The government is investing tens of thousands of dollars into a pilot project that could finally give local ranchers a competitive edge.
The U.S. Department of Agriculture recently awarded Curry County $50,000 to write a business plan for a USDA-approved meat-packing plant.
Early stage plans call for a mobile unit that would drive to a rancher's location for small-scale butchering.
Presently only three USDA meat facilities operate in Oregon, said Susan Brown, executive director of Curry County Economic & Community Development.
Many ranchers sell meat on the hoof to processors out of state for a low return.
"They should be able to get more dollar per pound ... rather than ship (them alive) as far as Denver and even Virginia," Brown said.
Although it's a Curry County project, its impact will be regional.
"Coos County is definitely going to benefit," Brown she said.
Officials and local industry leaders view a USDA processor as key to strengthening the local food system.
Curry County has more than 250 family farms.
"We have discovered the majority of our food products are leaving our region, taking valuable dollars with them," says a press release from Curry County Economic & Community Development.
The project, which is also being funded with a $45,000 local matching grant, will identify supply and demand and develop a marketing plan to sell and distribute products.
The idea is to create a business model that can be replicated in rural communities throughout the nation, Brown said.
She said early estimates for a mobile unit peg the cost at around $400,000. A brick-and-motor facility would cost between $1 and $2 million.

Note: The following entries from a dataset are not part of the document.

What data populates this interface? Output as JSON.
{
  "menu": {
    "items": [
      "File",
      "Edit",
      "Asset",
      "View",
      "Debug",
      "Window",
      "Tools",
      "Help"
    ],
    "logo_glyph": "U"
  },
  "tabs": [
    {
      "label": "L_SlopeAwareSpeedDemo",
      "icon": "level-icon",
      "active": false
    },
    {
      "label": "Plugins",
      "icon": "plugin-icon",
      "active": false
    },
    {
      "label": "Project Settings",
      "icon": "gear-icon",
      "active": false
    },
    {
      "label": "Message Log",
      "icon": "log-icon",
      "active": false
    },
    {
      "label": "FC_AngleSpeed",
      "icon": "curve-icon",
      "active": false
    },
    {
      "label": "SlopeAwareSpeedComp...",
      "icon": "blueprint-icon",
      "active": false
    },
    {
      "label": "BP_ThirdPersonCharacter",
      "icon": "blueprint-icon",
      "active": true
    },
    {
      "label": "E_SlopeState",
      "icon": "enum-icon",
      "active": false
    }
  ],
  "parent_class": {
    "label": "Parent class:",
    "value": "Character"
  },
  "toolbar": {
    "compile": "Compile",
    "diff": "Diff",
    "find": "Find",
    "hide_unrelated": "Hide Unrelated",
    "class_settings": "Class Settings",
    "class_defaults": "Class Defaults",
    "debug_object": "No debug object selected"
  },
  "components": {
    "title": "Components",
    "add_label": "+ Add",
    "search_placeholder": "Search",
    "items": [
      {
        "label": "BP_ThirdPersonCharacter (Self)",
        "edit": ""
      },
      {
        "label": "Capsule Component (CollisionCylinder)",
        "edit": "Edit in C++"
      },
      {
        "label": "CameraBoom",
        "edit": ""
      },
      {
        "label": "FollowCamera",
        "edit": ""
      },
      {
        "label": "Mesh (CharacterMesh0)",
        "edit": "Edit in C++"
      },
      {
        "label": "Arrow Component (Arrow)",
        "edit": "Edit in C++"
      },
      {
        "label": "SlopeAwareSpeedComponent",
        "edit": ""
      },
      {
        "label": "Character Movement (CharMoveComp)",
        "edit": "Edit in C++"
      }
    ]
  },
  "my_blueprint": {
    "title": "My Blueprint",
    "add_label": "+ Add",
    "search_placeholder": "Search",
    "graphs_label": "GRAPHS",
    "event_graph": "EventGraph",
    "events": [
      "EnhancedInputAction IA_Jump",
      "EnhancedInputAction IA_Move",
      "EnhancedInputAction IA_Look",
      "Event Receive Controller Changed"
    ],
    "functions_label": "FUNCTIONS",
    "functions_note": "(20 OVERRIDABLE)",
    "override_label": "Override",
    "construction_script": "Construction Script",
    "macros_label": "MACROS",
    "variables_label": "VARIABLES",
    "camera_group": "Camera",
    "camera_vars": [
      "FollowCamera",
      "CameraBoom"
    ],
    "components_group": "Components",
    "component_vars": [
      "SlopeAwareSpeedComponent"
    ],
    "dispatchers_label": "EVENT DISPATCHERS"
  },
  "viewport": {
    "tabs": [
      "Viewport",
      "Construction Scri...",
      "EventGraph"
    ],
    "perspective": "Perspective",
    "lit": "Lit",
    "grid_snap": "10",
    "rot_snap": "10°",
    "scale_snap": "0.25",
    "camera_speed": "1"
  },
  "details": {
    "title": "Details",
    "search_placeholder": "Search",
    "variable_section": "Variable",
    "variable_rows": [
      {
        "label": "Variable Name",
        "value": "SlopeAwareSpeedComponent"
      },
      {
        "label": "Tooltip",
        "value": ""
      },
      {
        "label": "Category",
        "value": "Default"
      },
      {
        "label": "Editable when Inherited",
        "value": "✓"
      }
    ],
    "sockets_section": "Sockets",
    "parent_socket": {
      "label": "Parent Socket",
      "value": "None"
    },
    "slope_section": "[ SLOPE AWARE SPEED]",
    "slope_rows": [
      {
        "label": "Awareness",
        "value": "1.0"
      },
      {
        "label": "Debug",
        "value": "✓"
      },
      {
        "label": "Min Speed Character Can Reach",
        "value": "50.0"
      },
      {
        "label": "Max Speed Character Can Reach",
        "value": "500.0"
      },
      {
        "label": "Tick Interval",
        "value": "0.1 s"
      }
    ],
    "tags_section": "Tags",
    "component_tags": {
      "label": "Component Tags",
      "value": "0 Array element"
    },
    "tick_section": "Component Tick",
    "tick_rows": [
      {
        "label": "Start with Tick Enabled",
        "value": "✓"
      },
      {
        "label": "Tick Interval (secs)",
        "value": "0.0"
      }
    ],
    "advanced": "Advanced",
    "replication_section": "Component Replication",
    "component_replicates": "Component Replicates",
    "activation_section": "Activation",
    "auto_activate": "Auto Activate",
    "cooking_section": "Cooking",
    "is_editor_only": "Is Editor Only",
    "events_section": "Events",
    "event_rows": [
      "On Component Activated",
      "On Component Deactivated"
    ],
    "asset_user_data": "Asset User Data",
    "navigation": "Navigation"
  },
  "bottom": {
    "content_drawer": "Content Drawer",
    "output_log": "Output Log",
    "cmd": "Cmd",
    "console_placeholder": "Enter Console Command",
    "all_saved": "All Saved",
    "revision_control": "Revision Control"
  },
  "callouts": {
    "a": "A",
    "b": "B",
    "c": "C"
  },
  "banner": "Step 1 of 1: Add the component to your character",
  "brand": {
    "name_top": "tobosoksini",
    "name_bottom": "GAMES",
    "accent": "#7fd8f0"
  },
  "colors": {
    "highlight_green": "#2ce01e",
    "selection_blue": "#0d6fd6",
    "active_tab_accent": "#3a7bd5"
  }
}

Money would come from private investment.
Several mobile slaughtering facilities operate locally, but they are only state-approved. A USDA plant would allow ranchers to sell to regional markets, restaurants and other re-sellers, while creating jobs.
"We're talking family-wage jobs," she said.
Business Editor Nate Traylor can be reached at 541-269-1222, ext. 236; or at firstname.lastname@example.org.